==== Dataset content
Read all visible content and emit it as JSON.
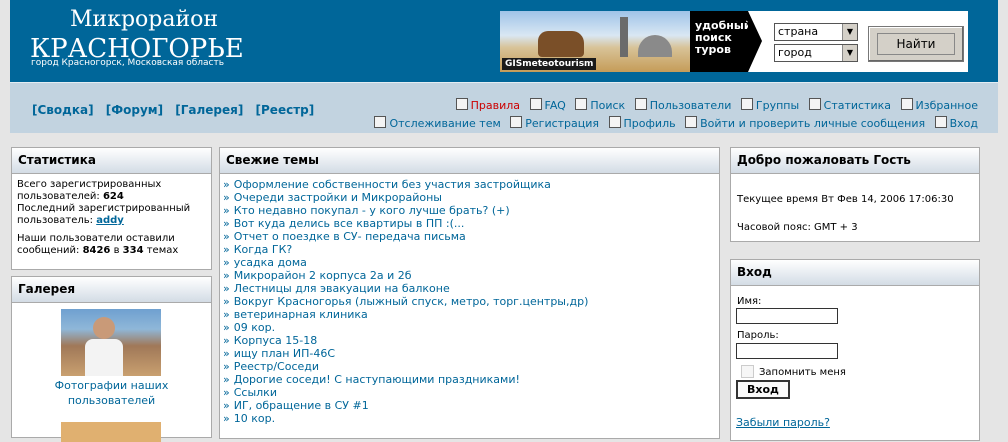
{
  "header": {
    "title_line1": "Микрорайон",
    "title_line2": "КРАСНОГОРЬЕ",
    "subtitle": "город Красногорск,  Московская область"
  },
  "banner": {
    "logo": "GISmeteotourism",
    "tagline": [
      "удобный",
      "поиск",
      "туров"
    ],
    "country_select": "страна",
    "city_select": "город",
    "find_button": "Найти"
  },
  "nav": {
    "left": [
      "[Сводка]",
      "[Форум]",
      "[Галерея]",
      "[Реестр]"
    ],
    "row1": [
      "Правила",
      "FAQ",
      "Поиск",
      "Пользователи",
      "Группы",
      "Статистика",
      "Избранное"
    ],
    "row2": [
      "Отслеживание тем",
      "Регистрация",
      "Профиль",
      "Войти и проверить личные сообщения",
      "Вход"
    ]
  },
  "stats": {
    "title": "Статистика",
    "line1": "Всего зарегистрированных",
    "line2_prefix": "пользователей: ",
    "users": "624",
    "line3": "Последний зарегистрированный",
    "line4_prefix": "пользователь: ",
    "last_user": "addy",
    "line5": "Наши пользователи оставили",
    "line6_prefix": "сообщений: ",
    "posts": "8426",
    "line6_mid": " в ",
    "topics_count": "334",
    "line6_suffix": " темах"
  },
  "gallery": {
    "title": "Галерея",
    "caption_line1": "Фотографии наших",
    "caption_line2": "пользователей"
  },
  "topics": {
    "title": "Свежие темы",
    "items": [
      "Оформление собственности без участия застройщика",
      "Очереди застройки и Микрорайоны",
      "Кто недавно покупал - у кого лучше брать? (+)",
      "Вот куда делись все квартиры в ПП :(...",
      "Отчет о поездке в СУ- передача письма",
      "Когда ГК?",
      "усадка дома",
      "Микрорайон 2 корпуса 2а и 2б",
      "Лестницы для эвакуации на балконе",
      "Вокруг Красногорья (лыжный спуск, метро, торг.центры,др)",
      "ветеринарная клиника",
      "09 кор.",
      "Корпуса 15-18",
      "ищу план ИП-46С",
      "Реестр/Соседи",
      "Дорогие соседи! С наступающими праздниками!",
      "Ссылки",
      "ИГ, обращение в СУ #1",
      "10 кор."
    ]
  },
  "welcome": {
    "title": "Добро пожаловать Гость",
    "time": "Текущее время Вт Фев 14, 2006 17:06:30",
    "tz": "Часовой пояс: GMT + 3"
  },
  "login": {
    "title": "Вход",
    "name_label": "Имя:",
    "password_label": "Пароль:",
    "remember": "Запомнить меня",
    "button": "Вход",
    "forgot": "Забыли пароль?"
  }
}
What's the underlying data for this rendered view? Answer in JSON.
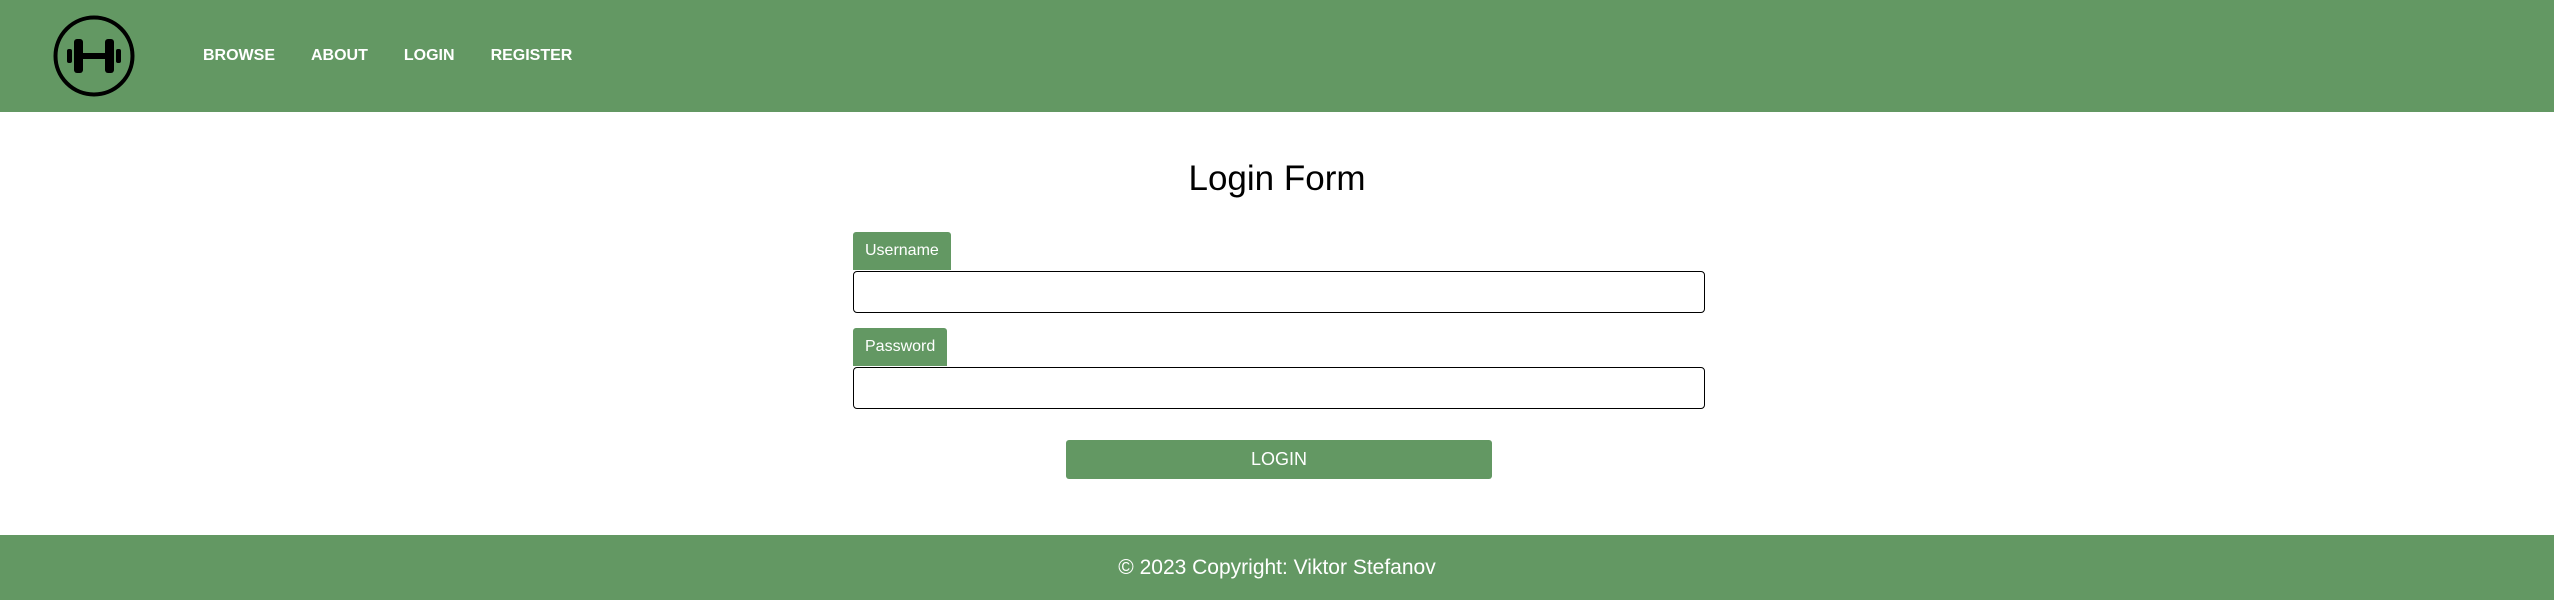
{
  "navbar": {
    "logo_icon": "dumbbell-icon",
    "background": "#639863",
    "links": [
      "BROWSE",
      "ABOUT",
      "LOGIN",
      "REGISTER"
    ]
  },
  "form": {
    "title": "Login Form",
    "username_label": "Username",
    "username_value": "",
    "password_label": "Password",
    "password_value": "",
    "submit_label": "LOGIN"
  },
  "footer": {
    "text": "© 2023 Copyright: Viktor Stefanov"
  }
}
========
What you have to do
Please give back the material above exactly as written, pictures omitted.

Answer for this exercise
Read all visible content and emit it as JSON.
{
  "header": {
    "title_line1": "Микрорайон",
    "title_line2": "КРАСНОГОРЬЕ",
    "subtitle": "город Красногорск,  Московская область"
  },
  "banner": {
    "logo": "GISmeteotourism",
    "tagline": [
      "удобный",
      "поиск",
      "туров"
    ],
    "country_select": "страна",
    "city_select": "город",
    "find_button": "Найти"
  },
  "nav": {
    "left": [
      "[Сводка]",
      "[Форум]",
      "[Галерея]",
      "[Реестр]"
    ],
    "row1": [
      "Правила",
      "FAQ",
      "Поиск",
      "Пользователи",
      "Группы",
      "Статистика",
      "Избранное"
    ],
    "row2": [
      "Отслеживание тем",
      "Регистрация",
      "Профиль",
      "Войти и проверить личные сообщения",
      "Вход"
    ]
  },
  "stats": {
    "title": "Статистика",
    "line1": "Всего зарегистрированных",
    "line2_prefix": "пользователей: ",
    "users": "624",
    "line3": "Последний зарегистрированный",
    "line4_prefix": "пользователь: ",
    "last_user": "addy",
    "line5": "Наши пользователи оставили",
    "line6_prefix": "сообщений: ",
    "posts": "8426",
    "line6_mid": " в ",
    "topics_count": "334",
    "line6_suffix": " темах"
  },
  "gallery": {
    "title": "Галерея",
    "caption_line1": "Фотографии наших",
    "caption_line2": "пользователей"
  },
  "topics": {
    "title": "Свежие темы",
    "items": [
      "Оформление собственности без участия застройщика",
      "Очереди застройки и Микрорайоны",
      "Кто недавно покупал - у кого лучше брать? (+)",
      "Вот куда делись все квартиры в ПП :(...",
      "Отчет о поездке в СУ- передача письма",
      "Когда ГК?",
      "усадка дома",
      "Микрорайон 2 корпуса 2а и 2б",
      "Лестницы для эвакуации на балконе",
      "Вокруг Красногорья (лыжный спуск, метро, торг.центры,др)",
      "ветеринарная клиника",
      "09 кор.",
      "Корпуса 15-18",
      "ищу план ИП-46С",
      "Реестр/Соседи",
      "Дорогие соседи! С наступающими праздниками!",
      "Ссылки",
      "ИГ, обращение в СУ #1",
      "10 кор."
    ]
  },
  "welcome": {
    "title": "Добро пожаловать Гость",
    "time": "Текущее время Вт Фев 14, 2006 17:06:30",
    "tz": "Часовой пояс: GMT + 3"
  },
  "login": {
    "title": "Вход",
    "name_label": "Имя:",
    "password_label": "Пароль:",
    "remember": "Запомнить меня",
    "button": "Вход",
    "forgot": "Забыли пароль?"
  }
}
What's the underlying data for this rendered view? Answer in JSON.
{
  "navbar": {
    "logo_icon": "dumbbell-icon",
    "background": "#639863",
    "links": [
      "BROWSE",
      "ABOUT",
      "LOGIN",
      "REGISTER"
    ]
  },
  "form": {
    "title": "Login Form",
    "username_label": "Username",
    "username_value": "",
    "password_label": "Password",
    "password_value": "",
    "submit_label": "LOGIN"
  },
  "footer": {
    "text": "© 2023 Copyright: Viktor Stefanov"
  }
}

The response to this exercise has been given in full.